The Connolly’s Red Mills National Champion Horse award has long been one of the most coveted trophies in the sport of point-to-pointing. Inaugurated in 1970, it has been won by horses with diverse backgrounds – from prolific pointers like 2014 laureate Tempelpirate, still winning races at 15, to classy ex-rules types such as the quirky Brunico.
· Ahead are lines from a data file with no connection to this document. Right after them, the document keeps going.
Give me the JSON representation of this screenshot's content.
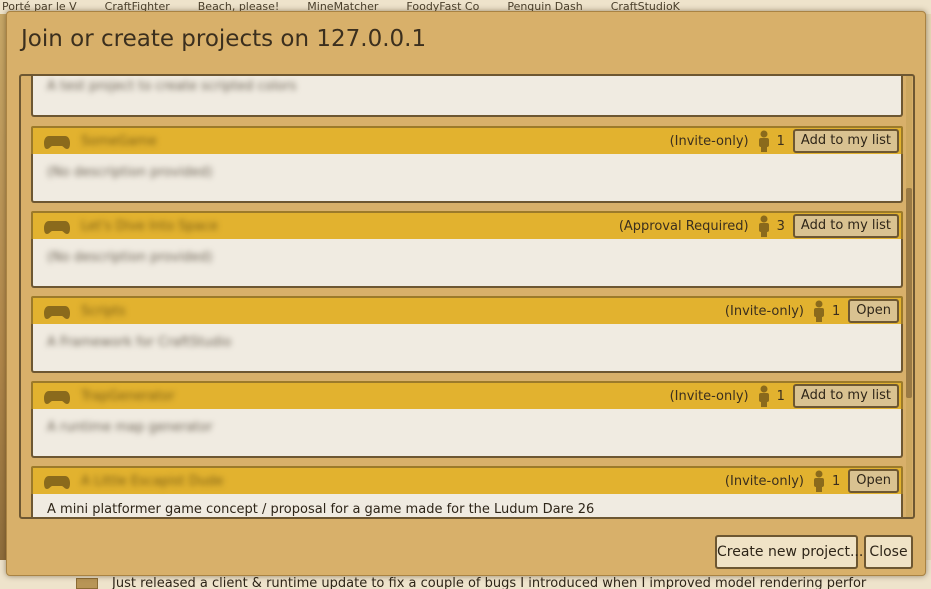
{
  "background": {
    "tabs": [
      "Porté par le V",
      "CraftFighter",
      "Beach, please!",
      "MineMatcher",
      "FoodyFast Co",
      "Penguin Dash",
      "CraftStudioK"
    ],
    "footer_text": "Just released a client & runtime update to fix a couple of bugs I introduced when I improved model rendering perfor"
  },
  "dialog": {
    "title": "Join or create projects on 127.0.0.1",
    "create_button": "Create new project...",
    "close_button": "Close"
  },
  "projects": [
    {
      "name": "",
      "description": "A test project to create scripted colors",
      "access": "",
      "members": "",
      "action": "",
      "partial": "top"
    },
    {
      "name": "SomeGame",
      "description": "(No description provided)",
      "access": "(Invite-only)",
      "members": "1",
      "action": "Add to my list"
    },
    {
      "name": "Let's Dive Into Space",
      "description": "(No description provided)",
      "access": "(Approval Required)",
      "members": "3",
      "action": "Add to my list"
    },
    {
      "name": "Scripts",
      "description": "A Framework for CraftStudio",
      "access": "(Invite-only)",
      "members": "1",
      "action": "Open"
    },
    {
      "name": "TrapGenerator",
      "description": "A runtime map generator",
      "access": "(Invite-only)",
      "members": "1",
      "action": "Add to my list"
    },
    {
      "name": "A Little Escapist Dude",
      "description": "A mini platformer game concept / proposal for a game made for the Ludum Dare 26",
      "access": "(Invite-only)",
      "members": "1",
      "action": "Open"
    }
  ],
  "colors": {
    "dialog_bg": "#d8b06a",
    "header_bg": "#e2b22f",
    "body_bg": "#f0ebe1",
    "border": "#6d5732"
  }
}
Five-year-old Findlay’s Find was the youngest winner in 2011 and – this year – 14-year-old front-running veteran Southfield Theatre, aka Kevin, looks likely to be the oldest champion after eight wins and two seconds from ten starts.
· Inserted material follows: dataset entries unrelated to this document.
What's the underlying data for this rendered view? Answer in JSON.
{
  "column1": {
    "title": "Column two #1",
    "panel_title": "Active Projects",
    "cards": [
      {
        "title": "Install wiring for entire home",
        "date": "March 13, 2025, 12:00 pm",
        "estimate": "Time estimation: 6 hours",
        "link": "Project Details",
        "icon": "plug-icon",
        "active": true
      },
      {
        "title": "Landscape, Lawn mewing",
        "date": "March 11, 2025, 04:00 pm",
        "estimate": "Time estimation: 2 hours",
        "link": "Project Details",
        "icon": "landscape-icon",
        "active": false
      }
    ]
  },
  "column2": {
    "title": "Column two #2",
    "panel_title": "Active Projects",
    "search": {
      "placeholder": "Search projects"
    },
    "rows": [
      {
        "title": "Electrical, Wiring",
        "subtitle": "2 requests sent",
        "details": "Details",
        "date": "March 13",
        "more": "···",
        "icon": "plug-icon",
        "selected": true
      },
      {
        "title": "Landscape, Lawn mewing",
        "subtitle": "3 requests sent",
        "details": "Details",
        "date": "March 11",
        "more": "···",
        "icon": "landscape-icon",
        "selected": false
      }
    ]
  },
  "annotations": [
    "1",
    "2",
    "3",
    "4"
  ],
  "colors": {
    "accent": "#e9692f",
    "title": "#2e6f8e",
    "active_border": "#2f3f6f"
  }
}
Southfield Theatre’s keeper Sara Bradstock – daughter of Lord Oaksey and wife of Mark, who trained Coneygree to win the 2015 Gold Cup – trains a small string of pointers from her Letcombe Bassett base and explained how she came by the horse. “He’d lost his way under rules having been second twice at the Cheltenham Festival for Paul Nicholls, we got chatting to his owner – Angela Yeoman – at the Nunney Horse Trials, which she hosts and where Lily (Sara’s daughter who rides Southfield Theatre in all his races) was competing and she sent us the horse in summer 2018.”
“When Southfield Theatre arrived, we didn’t know much about him, other than that his back needed TLC and that good ground was vital,” Sara continued. “The first time he ran at Larkhill, we were excited based on his work at home, but didn’t know if he’d do it on the track. He won that day, got better and better and just kept on winning – usually when he’s been beaten, it’s been when ground conditions haven’t been to his liking. Lily’s learnt to get a tune out of him and has realised that he can go at a pace that other horses can’t.” His career highlight for Sara? “Winning the four-miler at the Cheltenham Hunter Chase evening in 2019 – it was a wonderful moment. He’s also run twice in the Foxhunters Chase at the Festival but the whole atmosphere worried him and was a bit too much.”
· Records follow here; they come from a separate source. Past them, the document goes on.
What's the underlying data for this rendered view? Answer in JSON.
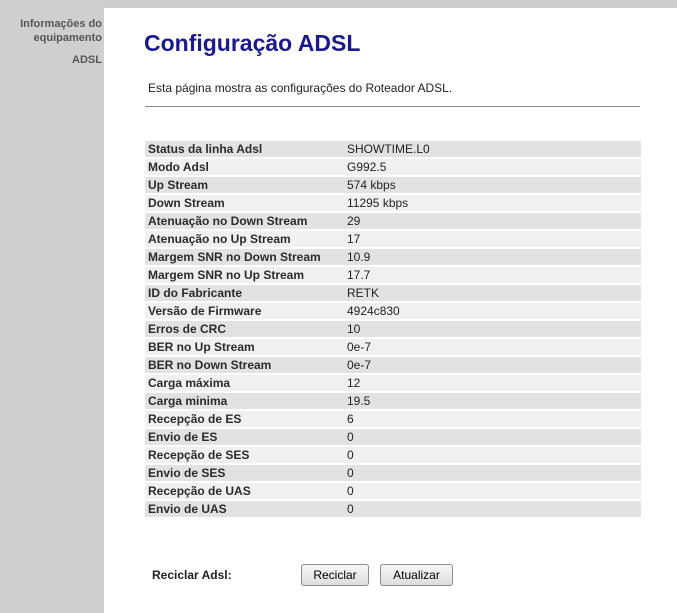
{
  "sidebar": {
    "items": [
      {
        "label": "Informações do equipamento"
      },
      {
        "label": "ADSL"
      }
    ]
  },
  "main": {
    "title": "Configuração ADSL",
    "description": "Esta página mostra as configurações do Roteador ADSL.",
    "rows": [
      {
        "label": "Status da linha Adsl",
        "value": "SHOWTIME.L0"
      },
      {
        "label": "Modo Adsl",
        "value": "G992.5"
      },
      {
        "label": "Up Stream",
        "value": "574 kbps"
      },
      {
        "label": "Down Stream",
        "value": "11295 kbps"
      },
      {
        "label": "Atenuação no Down Stream",
        "value": "29"
      },
      {
        "label": "Atenuação no Up Stream",
        "value": "17"
      },
      {
        "label": "Margem SNR no Down Stream",
        "value": "10.9"
      },
      {
        "label": "Margem SNR no Up Stream",
        "value": "17.7"
      },
      {
        "label": "ID do Fabricante",
        "value": "RETK"
      },
      {
        "label": "Versão de Firmware",
        "value": "4924c830"
      },
      {
        "label": "Erros de CRC",
        "value": "10"
      },
      {
        "label": "BER no Up Stream",
        "value": "0e-7"
      },
      {
        "label": "BER no Down Stream",
        "value": "0e-7"
      },
      {
        "label": "Carga máxima",
        "value": "12"
      },
      {
        "label": "Carga minima",
        "value": "19.5"
      },
      {
        "label": "Recepção de ES",
        "value": "6"
      },
      {
        "label": "Envio de ES",
        "value": "0"
      },
      {
        "label": "Recepção de SES",
        "value": "0"
      },
      {
        "label": "Envio de SES",
        "value": "0"
      },
      {
        "label": "Recepção de UAS",
        "value": "0"
      },
      {
        "label": "Envio de UAS",
        "value": "0"
      }
    ],
    "reset": {
      "label": "Reciclar Adsl:",
      "button_label": "Reciclar"
    },
    "refresh_button_label": "Atualizar"
  },
  "colors": {
    "title": "#1a1a8c",
    "sidebar_background": "#cfcfcf",
    "row_dark": "#e2e2e2",
    "row_light": "#f0f0f0"
  }
}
Lily and Southfield Theatre in full flight at Siddington
Southfield Theatre travels to the races with a little friend, a Shetland pony named Summer. “He doesn’t like being on his own and, for him to be happy, she needs to be with him – he absolutely adores her,” and Sara admits that Southfield Theatre is, “An absolute lunatic at home from the moment you get on him, although he’s a sweet cuddly bear in the box! He has to go up to the gallops in a lorry and he loops, bounces, goes sideways and always wants to go flat out. He’s just a wonderful enthusiast who thinks everyone should get out of his way. Maybe being a lunatic helps him front run at such a pace.” So where did he get his moniker? “I think he was given an ASBO as a young horse because he was so badly behaved and given the nickname Kevin,” laughed Sara.
“Mrs Yeoman’s horses have the Southfield prefix as she lives in Southfield House,” confirmed Sara. “Kevin was the first foal she bred from his dam Chamoss Royale so he’s always been very important to her. He’ll probably have one more run this season – he’s entered at Garthorpe, Chaddesley Corbett and Bratton Down this week – and the plan is to run him again next year, but the moment he’s no longer loving it, we’ll stop.”
As for the future, Sara has Southfield Lily, Mrs Yeoman’s six-year-old half-sister to Southfield Theatre, a winner at Badbury Rings in November for whom she has high hopes. Asked for a final word on Kevin, Sara smiled, “A horse like him is a wonderful advertisement for horses retiring from racing under rules. It’s just lovely that Mrs Yeoman sent him to us.”